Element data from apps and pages
==================================================

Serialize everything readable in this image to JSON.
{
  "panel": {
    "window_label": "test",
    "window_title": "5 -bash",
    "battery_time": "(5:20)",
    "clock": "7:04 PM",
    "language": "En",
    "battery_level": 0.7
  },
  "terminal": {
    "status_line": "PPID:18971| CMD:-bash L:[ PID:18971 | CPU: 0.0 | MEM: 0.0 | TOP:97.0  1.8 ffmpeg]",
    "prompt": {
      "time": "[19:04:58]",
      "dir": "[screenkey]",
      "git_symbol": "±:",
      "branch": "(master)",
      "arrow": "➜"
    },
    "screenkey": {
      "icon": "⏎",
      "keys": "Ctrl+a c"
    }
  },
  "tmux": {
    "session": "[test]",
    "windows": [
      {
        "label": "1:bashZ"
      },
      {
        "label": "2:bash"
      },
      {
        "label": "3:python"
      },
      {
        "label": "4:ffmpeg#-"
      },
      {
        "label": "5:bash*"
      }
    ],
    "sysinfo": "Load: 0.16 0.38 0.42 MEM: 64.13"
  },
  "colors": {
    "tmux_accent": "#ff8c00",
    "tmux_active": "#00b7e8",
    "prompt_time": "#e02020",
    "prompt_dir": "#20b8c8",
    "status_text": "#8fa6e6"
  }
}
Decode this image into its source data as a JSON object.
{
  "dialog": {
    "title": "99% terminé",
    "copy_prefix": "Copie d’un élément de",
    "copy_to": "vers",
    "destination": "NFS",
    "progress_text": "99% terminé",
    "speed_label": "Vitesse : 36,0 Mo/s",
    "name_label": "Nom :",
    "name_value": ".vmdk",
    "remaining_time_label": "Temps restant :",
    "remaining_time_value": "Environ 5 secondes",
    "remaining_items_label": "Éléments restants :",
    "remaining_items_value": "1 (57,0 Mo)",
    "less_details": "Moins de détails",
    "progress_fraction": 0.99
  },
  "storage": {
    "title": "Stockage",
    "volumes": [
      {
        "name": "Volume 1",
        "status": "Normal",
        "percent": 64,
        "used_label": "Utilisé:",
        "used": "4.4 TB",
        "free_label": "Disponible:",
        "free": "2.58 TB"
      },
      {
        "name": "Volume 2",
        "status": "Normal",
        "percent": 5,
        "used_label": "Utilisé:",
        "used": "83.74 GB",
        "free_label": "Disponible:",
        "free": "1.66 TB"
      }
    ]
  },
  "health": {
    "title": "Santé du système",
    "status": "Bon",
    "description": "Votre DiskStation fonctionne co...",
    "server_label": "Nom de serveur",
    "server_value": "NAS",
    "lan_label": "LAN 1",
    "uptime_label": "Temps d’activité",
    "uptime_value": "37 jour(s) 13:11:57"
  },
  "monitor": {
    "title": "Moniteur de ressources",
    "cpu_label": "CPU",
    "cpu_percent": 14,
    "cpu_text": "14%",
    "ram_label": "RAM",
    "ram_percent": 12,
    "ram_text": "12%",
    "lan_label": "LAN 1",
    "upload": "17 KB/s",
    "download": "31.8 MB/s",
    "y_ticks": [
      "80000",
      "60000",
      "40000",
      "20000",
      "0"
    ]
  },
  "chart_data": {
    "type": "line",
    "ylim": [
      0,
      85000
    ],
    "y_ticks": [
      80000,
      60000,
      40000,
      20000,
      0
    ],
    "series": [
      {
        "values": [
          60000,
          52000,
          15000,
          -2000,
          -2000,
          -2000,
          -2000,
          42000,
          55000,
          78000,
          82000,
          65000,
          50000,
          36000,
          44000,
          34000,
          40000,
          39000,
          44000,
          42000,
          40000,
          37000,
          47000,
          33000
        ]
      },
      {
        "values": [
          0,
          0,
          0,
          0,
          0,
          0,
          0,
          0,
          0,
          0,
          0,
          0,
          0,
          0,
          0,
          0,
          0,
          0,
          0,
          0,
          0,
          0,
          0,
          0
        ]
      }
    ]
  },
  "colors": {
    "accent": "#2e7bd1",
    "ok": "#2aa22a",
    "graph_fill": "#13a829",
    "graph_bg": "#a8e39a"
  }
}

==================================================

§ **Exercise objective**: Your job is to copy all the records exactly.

§ **Worked solution**:
Serialize everything readable in this image to JSON.
{
  "panel": {
    "window_label": "test",
    "window_title": "5 -bash",
    "battery_time": "(5:20)",
    "clock": "7:04 PM",
    "language": "En",
    "battery_level": 0.7
  },
  "terminal": {
    "status_line": "PPID:18971| CMD:-bash L:[ PID:18971 | CPU: 0.0 | MEM: 0.0 | TOP:97.0  1.8 ffmpeg]",
    "prompt": {
      "time": "[19:04:58]",
      "dir": "[screenkey]",
      "git_symbol": "±:",
      "branch": "(master)",
      "arrow": "➜"
    },
    "screenkey": {
      "icon": "⏎",
      "keys": "Ctrl+a c"
    }
  },
  "tmux": {
    "session": "[test]",
    "windows": [
      {
        "label": "1:bashZ"
      },
      {
        "label": "2:bash"
      },
      {
        "label": "3:python"
      },
      {
        "label": "4:ffmpeg#-"
      },
      {
        "label": "5:bash*"
      }
    ],
    "sysinfo": "Load: 0.16 0.38 0.42 MEM: 64.13"
  },
  "colors": {
    "tmux_accent": "#ff8c00",
    "tmux_active": "#00b7e8",
    "prompt_time": "#e02020",
    "prompt_dir": "#20b8c8",
    "status_text": "#8fa6e6"
  }
}
Decode this image into its source data as a JSON object.
{
  "dialog": {
    "title": "99% terminé",
    "copy_prefix": "Copie d’un élément de",
    "copy_to": "vers",
    "destination": "NFS",
    "progress_text": "99% terminé",
    "speed_label": "Vitesse : 36,0 Mo/s",
    "name_label": "Nom :",
    "name_value": ".vmdk",
    "remaining_time_label": "Temps restant :",
    "remaining_time_value": "Environ 5 secondes",
    "remaining_items_label": "Éléments restants :",
    "remaining_items_value": "1 (57,0 Mo)",
    "less_details": "Moins de détails",
    "progress_fraction": 0.99
  },
  "storage": {
    "title": "Stockage",
    "volumes": [
      {
        "name": "Volume 1",
        "status": "Normal",
        "percent": 64,
        "used_label": "Utilisé:",
        "used": "4.4 TB",
        "free_label": "Disponible:",
        "free": "2.58 TB"
      },
      {
        "name": "Volume 2",
        "status": "Normal",
        "percent": 5,
        "used_label": "Utilisé:",
        "used": "83.74 GB",
        "free_label": "Disponible:",
        "free": "1.66 TB"
      }
    ]
  },
  "health": {
    "title": "Santé du système",
    "status": "Bon",
    "description": "Votre DiskStation fonctionne co...",
    "server_label": "Nom de serveur",
    "server_value": "NAS",
    "lan_label": "LAN 1",
    "uptime_label": "Temps d’activité",
    "uptime_value": "37 jour(s) 13:11:57"
  },
  "monitor": {
    "title": "Moniteur de ressources",
    "cpu_label": "CPU",
    "cpu_percent": 14,
    "cpu_text": "14%",
    "ram_label": "RAM",
    "ram_percent": 12,
    "ram_text": "12%",
    "lan_label": "LAN 1",
    "upload": "17 KB/s",
    "download": "31.8 MB/s",
    "y_ticks": [
      "80000",
      "60000",
      "40000",
      "20000",
      "0"
    ]
  },
  "chart_data": {
    "type": "line",
    "ylim": [
      0,
      85000
    ],
    "y_ticks": [
      80000,
      60000,
      40000,
      20000,
      0
    ],
    "series": [
      {
        "values": [
          60000,
          52000,
          15000,
          -2000,
          -2000,
          -2000,
          -2000,
          42000,
          55000,
          78000,
          82000,
          65000,
          50000,
          36000,
          44000,
          34000,
          40000,
          39000,
          44000,
          42000,
          40000,
          37000,
          47000,
          33000
        ]
      },
      {
        "values": [
          0,
          0,
          0,
          0,
          0,
          0,
          0,
          0,
          0,
          0,
          0,
          0,
          0,
          0,
          0,
          0,
          0,
          0,
          0,
          0,
          0,
          0,
          0,
          0
        ]
      }
    ]
  },
  "colors": {
    "accent": "#2e7bd1",
    "ok": "#2aa22a",
    "graph_fill": "#13a829",
    "graph_bg": "#a8e39a"
  }
}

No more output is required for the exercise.